How I would hate to reside in a place with no seasons. My older brother, who has lived in Alaska for more than 20 years, was once offered a job in Hawaii. At the time he had been working on the pipeline and was located not far from the Arctic Circle. He snapped the job up, thinking that it would be wonderful to be warm… all the time.

After two years he fled back to Alaska because he couldn’t stand the boredom of non-stop tropical temperatures. “The damn birds never shut up,” he said with horror.

And here we are moving ever so slowly into the most tantalizing time of the year in Vermont: Spring!!

Yesterday my husband shoveled off a patch in the back yard where we then dragged our lawn chairs and sipped cups of steaming hot tea. We listened to the sounds that announce the change in the seasons is not far off: the dripping of melting icicles, the barest trickle as the brook struggles under the weight of ice, an influx of happy birds, and the growl of the compressor down that road that’s trying to suck a little early sap from the trees.

My husband mused that he might try to rent a flame thrower to speed up the process of snow melting.

Inside the house there’s the booming of huge blocks of ice crashing down as they finally give up their last grip on the roof. The sound, not unlike the noise of something breaking the sound barrier in your front yard, makes me jump out of my skin. Our cat flies into the air in sheer terror and then glares at us accusingly. This is a cat who rides a roaring vacuum cleaner without batting a whisker.

One sure sign is when the spider (I’m sure it’s the same one) appears in the bathtub. Not that I care to share my bathing with him, but he is a sign that things are struggling back to life. I carefully shoo him back down the drain whenever I want some tub time. He always comes back.

I yearn for the day when we wake up and say, “I didn’t hear the furnace go on all night.” I’m anxious to turn off the loudly humming humidifier. The woodpile shrinks each day as does the ice cap covering our yard.

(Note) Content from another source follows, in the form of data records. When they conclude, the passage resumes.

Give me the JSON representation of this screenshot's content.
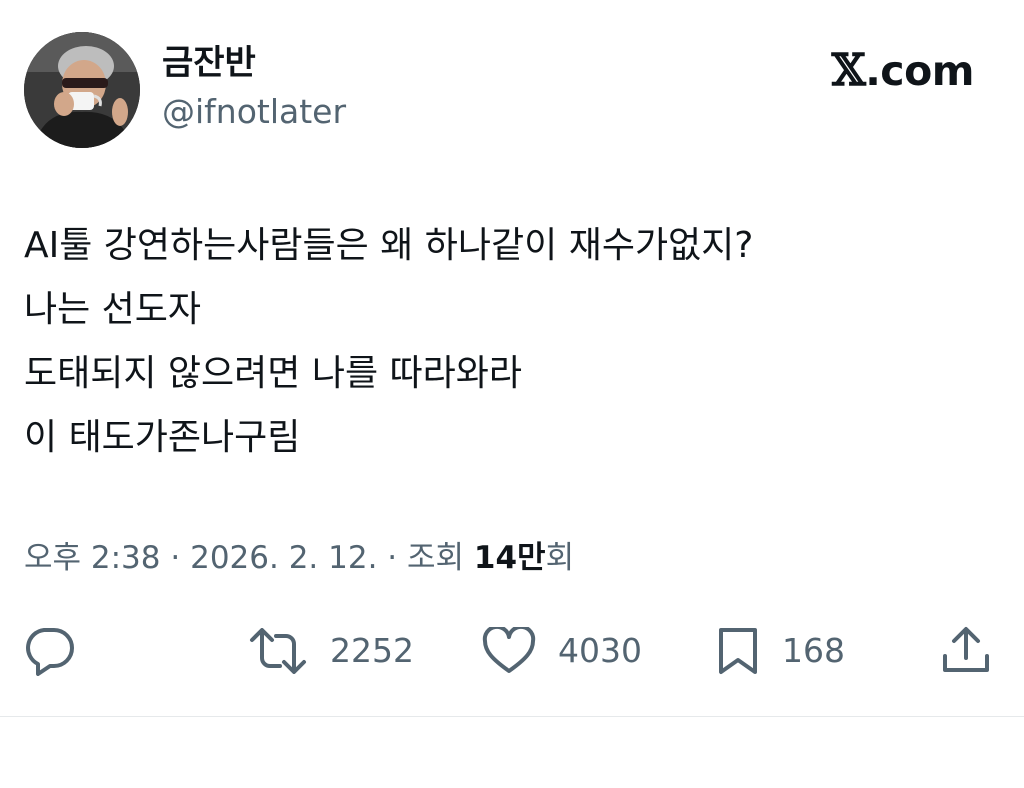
{
  "user": {
    "display_name": "금잔반",
    "handle": "@ifnotlater",
    "avatar_icon": "avatar-photo"
  },
  "brand": {
    "x_glyph": "𝕏",
    "text": ".com"
  },
  "tweet": {
    "lines": [
      "AI툴 강연하는사람들은 왜 하나같이 재수가없지?",
      "나는 선도자",
      "도태되지 않으려면 나를 따라와라",
      "이 태도가존나구림"
    ]
  },
  "meta": {
    "time": "오후 2:38",
    "separator": "·",
    "date": "2026. 2. 12.",
    "views_label": "조회",
    "views_count": "14만",
    "views_suffix": "회"
  },
  "actions": {
    "reply": {
      "icon": "reply-icon"
    },
    "retweet": {
      "icon": "retweet-icon",
      "count": "2252"
    },
    "like": {
      "icon": "heart-icon",
      "count": "4030"
    },
    "bookmark": {
      "icon": "bookmark-icon",
      "count": "168"
    },
    "share": {
      "icon": "share-icon"
    }
  },
  "colors": {
    "text_primary": "#0f1419",
    "text_secondary": "#536471",
    "divider": "#e6e9eb"
  }
}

Each year I record the day the last patch of snow is missing from the very shady spot behind our garage. It seems no matter how much or little snow we have had during the year, that piece makes its exit somewhere around May 5.

Off course there will be mud. But it’s a small price to pay.

We live on a paved road, thanks to a moment of brilliance on my part when we were first house hunting in this area. A blacktop road and a short driveway were things my years of growing up in Vermont had taught me to cherish.

I find that at this time of year what I resent most of all is my winter clothing. I’m sick of layering. Like a petulant child, I don’t want to wear boots anymore. They’re heavy and clumsy and I’ll take my chances navigating the icy driveway these next few weeks. I don’t want to wear a hat and I’m sick of trying to shift the car with big, thick mittens on. I want to wear a T-shirt and shorts, and flip-flops on my feet.

My Alaska brother is going on a Caribbean cruise next week. Just for a few days; that’s all he needs. He’ll lie on the deck and soak up massive quantities of sun. Then, restored, he’ll return to his beloved Alaska ready to face the last few weeks of winter. The days get longer very quickly up there and he’ll prepare to greet the spring season with open arms.

So will I.